The Tri-Valley's water wholesaler decided to remove mandatory water conservation rules in light of a rainy winter season.
The Zone 7 Water Agency board voted unanimously Wednesday night to eliminate the agency's mandatory 25% conservation rate, asking residents to adhere to a 10% voluntary conservation rate. The percent decreases are based upon residents' 2013 water usage.
State regulators decided in May to relax Gov. Jerry Brown's mandatory cutbacks to allow local water agencies to decide water conservation targets for their own communities. Since Zone 7 is the primary water seller to Pleasanton, Livermore, Dublin San Ramon Services District (DSRSD) and Cal Water's Livermore division, its conservation rules affect those communities.
Zone 7 will continue with its 10% water conservation surcharge until it sunsets at the end of December. The surcharge differs from a drought fee in that the surcharge is used to recoup revenue that was lost by aggressive water conservation during 2015, Zone 7 general manager Jill Duerig said.
Zone 7 budgeted for a 25% water conservation rate, but Tri-Valley customers conserved about 44%. While this was important to help get the area through the latest year of the four-year drought, it meant fewer water sales for Zone 7, and eliminating the surcharge now could threaten the agency's financial viability, assistant general manager of finance Osborn Solitei said.
"Maybe in the fall, we can revisit this," he said, noting that the board will have to vote on whether to extend the surcharge into 2017.
But agency board members emphasized that while they were relaxing mandatory conservation rules, that doesn't mean using water is now a free-for-all.

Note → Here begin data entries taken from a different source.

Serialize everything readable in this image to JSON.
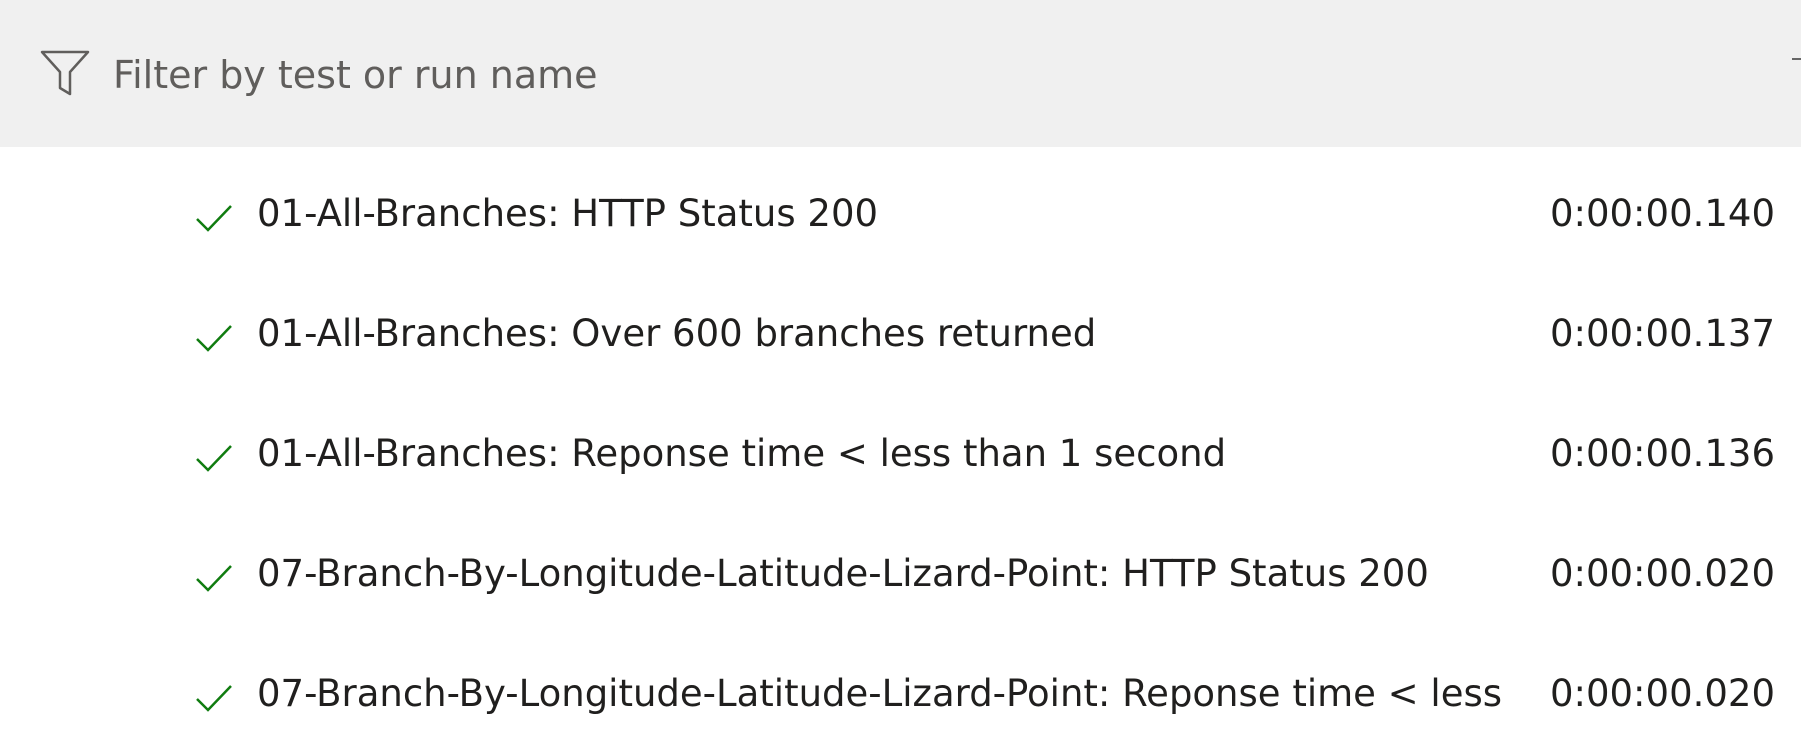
{
  "filter": {
    "placeholder": "Filter by test or run name",
    "value": ""
  },
  "colors": {
    "filter_bar_bg": "#f0f0f0",
    "pass_check": "#107c10"
  },
  "results": [
    {
      "status": "passed",
      "status_icon": "check-icon",
      "name": "01-All-Branches: HTTP Status 200",
      "duration": "0:00:00.140"
    },
    {
      "status": "passed",
      "status_icon": "check-icon",
      "name": "01-All-Branches: Over 600 branches returned",
      "duration": "0:00:00.137"
    },
    {
      "status": "passed",
      "status_icon": "check-icon",
      "name": "01-All-Branches: Reponse time < less than 1 second",
      "duration": "0:00:00.136"
    },
    {
      "status": "passed",
      "status_icon": "check-icon",
      "name": "07-Branch-By-Longitude-Latitude-Lizard-Point: HTTP Status 200",
      "duration": "0:00:00.020"
    },
    {
      "status": "passed",
      "status_icon": "check-icon",
      "name": "07-Branch-By-Longitude-Latitude-Lizard-Point: Reponse time < less",
      "duration": "0:00:00.020"
    }
  ]
}
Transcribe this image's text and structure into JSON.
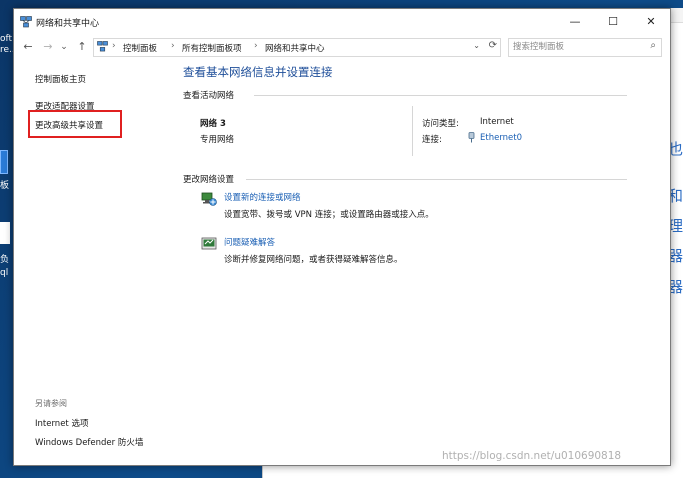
{
  "desktop": {
    "text_lines": [
      "oft",
      "re..."
    ],
    "text2": "板",
    "text3": "负",
    "text4": "ql"
  },
  "background_window": {
    "partial_chars": [
      "也",
      "和",
      "理",
      "器",
      "器"
    ]
  },
  "window": {
    "title": "网络和共享中心",
    "controls": {
      "minimize": "—",
      "maximize": "☐",
      "close": "✕"
    }
  },
  "address_bar": {
    "back": "←",
    "forward": "→",
    "dropdown": "⌄",
    "up": "↑",
    "crumbs": [
      "控制面板",
      "所有控制面板项",
      "网络和共享中心"
    ],
    "separator": "›",
    "refresh": "⟳",
    "search_placeholder": "搜索控制面板",
    "search_icon": "⌕"
  },
  "left_nav": {
    "items": [
      "控制面板主页",
      "更改适配器设置",
      "更改高级共享设置"
    ],
    "see_also_label": "另请参阅",
    "see_also_items": [
      "Internet 选项",
      "Windows Defender 防火墙"
    ]
  },
  "main": {
    "heading": "查看基本网络信息并设置连接",
    "active_networks_label": "查看活动网络",
    "network": {
      "name": "网络 3",
      "type": "专用网络",
      "access_type_label": "访问类型:",
      "access_type_value": "Internet",
      "connection_label": "连接:",
      "connection_value": "Ethernet0"
    },
    "change_settings_label": "更改网络设置",
    "actions": [
      {
        "title": "设置新的连接或网络",
        "desc": "设置宽带、拨号或 VPN 连接；或设置路由器或接入点。"
      },
      {
        "title": "问题疑难解答",
        "desc": "诊断并修复网络问题，或者获得疑难解答信息。"
      }
    ]
  },
  "watermark": "https://blog.csdn.net/u010690818",
  "colors": {
    "link": "#1a5fb4",
    "heading": "#1e4e99",
    "highlight": "#e02020",
    "desktop": "#0c3b6e"
  }
}
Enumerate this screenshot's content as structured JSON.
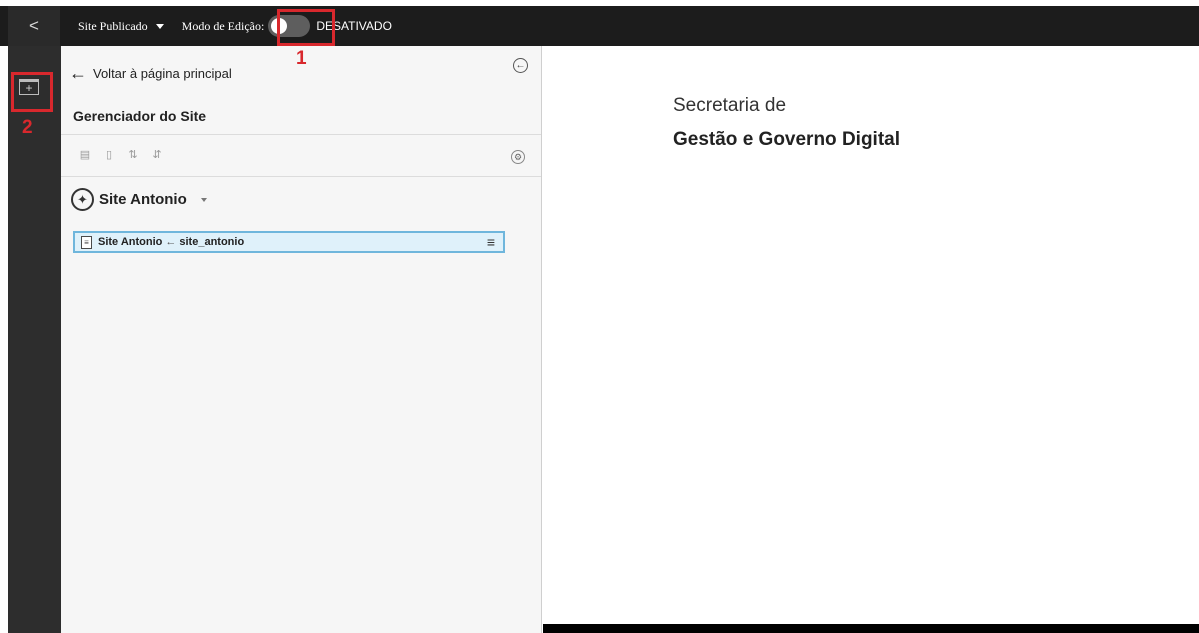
{
  "topbar": {
    "back_glyph": "<",
    "site_selector": "Site Publicado",
    "edit_mode_label": "Modo de Edição:",
    "edit_mode_state": "DESATIVADO"
  },
  "annotations": {
    "mark_1": "1",
    "mark_2": "2",
    "color": "#d8282d"
  },
  "rail": {
    "add_panel_icon": "panel-plus-icon"
  },
  "panel": {
    "back_link": "Voltar à página principal",
    "title": "Gerenciador do Site",
    "tools": [
      "copy-icon",
      "page-icon",
      "move-up-icon",
      "move-down-icon"
    ],
    "site_name": "Site Antonio",
    "tree_item": {
      "label": "Site Antonio",
      "arrow": "←",
      "slug": "site_antonio"
    }
  },
  "content": {
    "subtitle": "Secretaria de",
    "title": "Gestão e Governo Digital"
  }
}
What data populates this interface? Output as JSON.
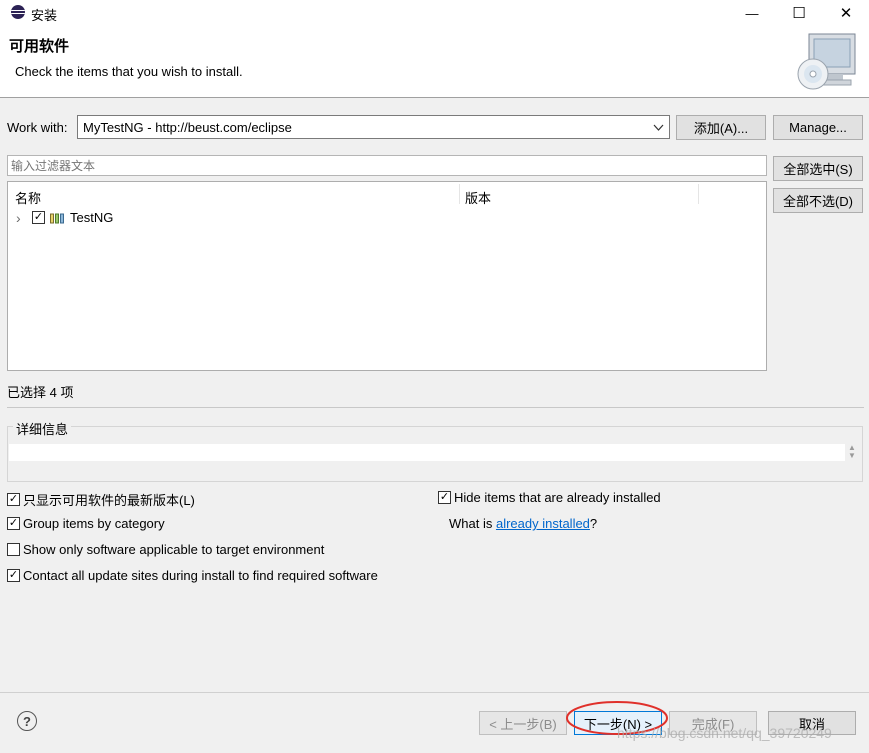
{
  "window": {
    "title": "安装",
    "minimize_glyph": "—",
    "maximize_glyph": "☐",
    "close_glyph": "✕"
  },
  "header": {
    "title": "可用软件",
    "description": "Check the items that you wish to install.",
    "banner_icon": "monitor-cd-icon"
  },
  "work_with": {
    "label": "Work with:",
    "value": "MyTestNG - http://beust.com/eclipse",
    "add_button": "添加(A)...",
    "manage_button": "Manage..."
  },
  "filter": {
    "placeholder": "输入过滤器文本"
  },
  "tree": {
    "columns": [
      "名称",
      "版本"
    ],
    "items": [
      {
        "label": "TestNG",
        "checked": true,
        "expand_glyph": "›",
        "icon": "feature-group-icon"
      }
    ]
  },
  "side_buttons": {
    "select_all": "全部选中(S)",
    "deselect_all": "全部不选(D)"
  },
  "selection_status": "已选择 4 项",
  "details": {
    "title": "详细信息"
  },
  "options": {
    "left": [
      {
        "label": "只显示可用软件的最新版本(L)",
        "checked": true
      },
      {
        "label": "Group items by category",
        "checked": true
      },
      {
        "label": "Show only software applicable to target environment",
        "checked": false
      },
      {
        "label": "Contact all update sites during install to find required software",
        "checked": true
      }
    ],
    "hide_installed": {
      "label": "Hide items that are already installed",
      "checked": true
    },
    "what_is_prefix": "What is ",
    "what_is_link": "already installed",
    "what_is_suffix": "?"
  },
  "footer": {
    "help_glyph": "?",
    "back_button": "< 上一步(B)",
    "next_button": "下一步(N) >",
    "finish_button": "完成(F)",
    "cancel_button": "取消"
  },
  "watermark": "https://blog.csdn.net/qq_39720249",
  "colors": {
    "link": "#0066cc",
    "annotation_red": "#e0302a",
    "focus_border": "#0078d7"
  }
}
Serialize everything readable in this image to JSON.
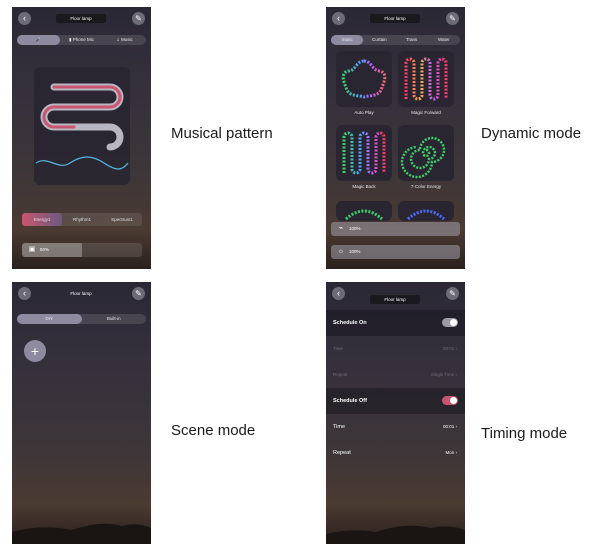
{
  "captions": {
    "musical": "Musical pattern",
    "dynamic": "Dynamic mode",
    "scene": "Scene mode",
    "timing": "Timing mode"
  },
  "header": {
    "title": "Floor lamp",
    "back_icon": "chevron-left-icon",
    "edit_icon": "pencil-icon"
  },
  "music_screen": {
    "tabs": [
      "Phone Mic",
      "Music"
    ],
    "active_tab_icon": "microphone-icon",
    "pills": [
      "Energy1",
      "Rhythm1",
      "Spectrum1"
    ],
    "brightness_value": "50%",
    "brightness_fraction": 0.5
  },
  "dynamic_screen": {
    "tabs": [
      "Static",
      "Curtain",
      "Trans",
      "Water"
    ],
    "tiles": [
      "Auto Play",
      "Magic Forward",
      "Magic Back",
      "7-Color Energy"
    ],
    "speed_value": "100%",
    "brightness_value": "100%"
  },
  "scene_screen": {
    "tabs": [
      "DIY",
      "Built-in"
    ],
    "add_icon": "plus-icon"
  },
  "timing_screen": {
    "schedule_on_label": "Schedule On",
    "on_time_label": "Time",
    "on_time_value": "00:01",
    "on_repeat_label": "Repeat",
    "on_repeat_value": "Single Time",
    "schedule_off_label": "Schedule Off",
    "off_time_label": "Time",
    "off_time_value": "00:01",
    "off_repeat_label": "Repeat",
    "off_repeat_value": "Mon"
  },
  "colors": {
    "accent": "#c9566e",
    "panel_bg": "#2a2631",
    "tab_active": "#8e8ba0"
  }
}
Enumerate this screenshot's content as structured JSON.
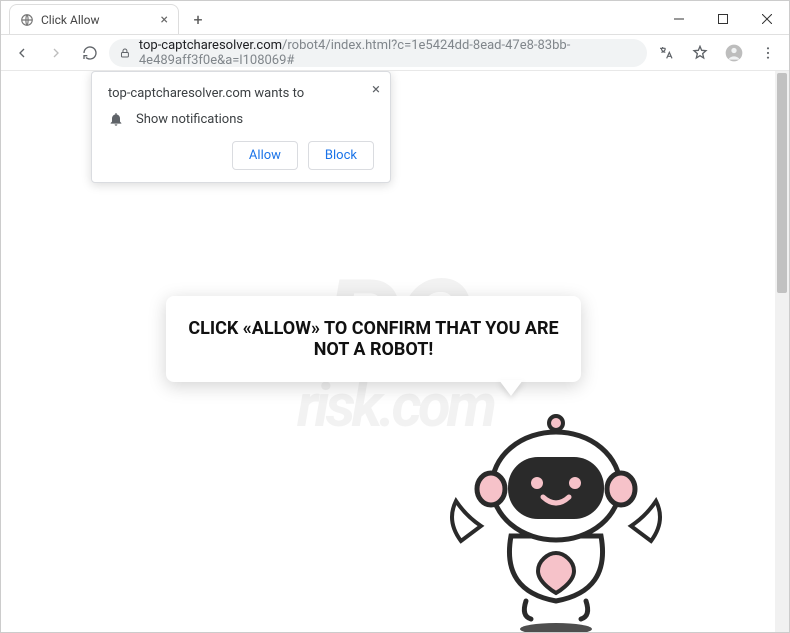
{
  "window": {
    "tab_title": "Click Allow",
    "url_domain": "top-captcharesolver.com",
    "url_path": "/robot4/index.html?c=1e5424dd-8ead-47e8-83bb-4e489aff3f0e&a=l108069#"
  },
  "permission": {
    "domain_text": "top-captcharesolver.com wants to",
    "item": "Show notifications",
    "allow": "Allow",
    "block": "Block"
  },
  "page": {
    "message": "CLICK «ALLOW» TO CONFIRM THAT YOU ARE NOT A ROBOT!"
  },
  "watermark": {
    "top": "PC",
    "bottom": "risk.com"
  }
}
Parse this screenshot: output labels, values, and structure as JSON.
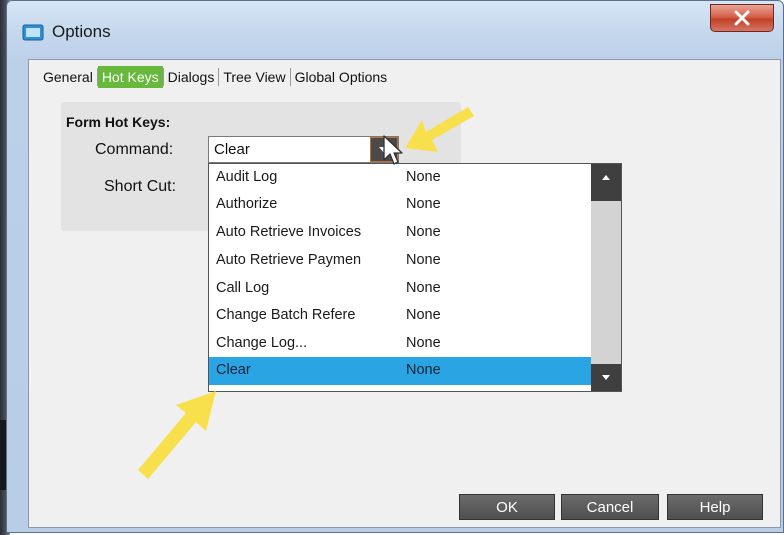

Residents must still follow lawn watering regulations and other restrictions laid out by their local municipalities and water agencies.
"I want to make sure it gets out there that there are still restrictions," board member Angela Ramirez Holmes said.
Pleasanton recently removed its drought surcharge and reduced its conservation target from 25% to 10%. DSRSD general manager Dan McIntyre told the Zone 7 board Wednesday that the district will be considering reducing its conservation targets at an upcoming meeting.
State water officials have noted that while the El Nino storms brought an average amount of rain to California, the drought is not over, and water conservation is still important.
"Californians continue to demonstrate that they are serious about water conservation, which is fabulous," said State Water Board Chair Felicia Marcus in a recent release. "We will be watching closely to make sure that water agencies continue to prioritize the conservation habits their customers have adopted, and don't fall back into business as usual. In particular we expect them to continue to enforce bans on the worst types of wasteful water use, and to take a prudent approach with their water budgets."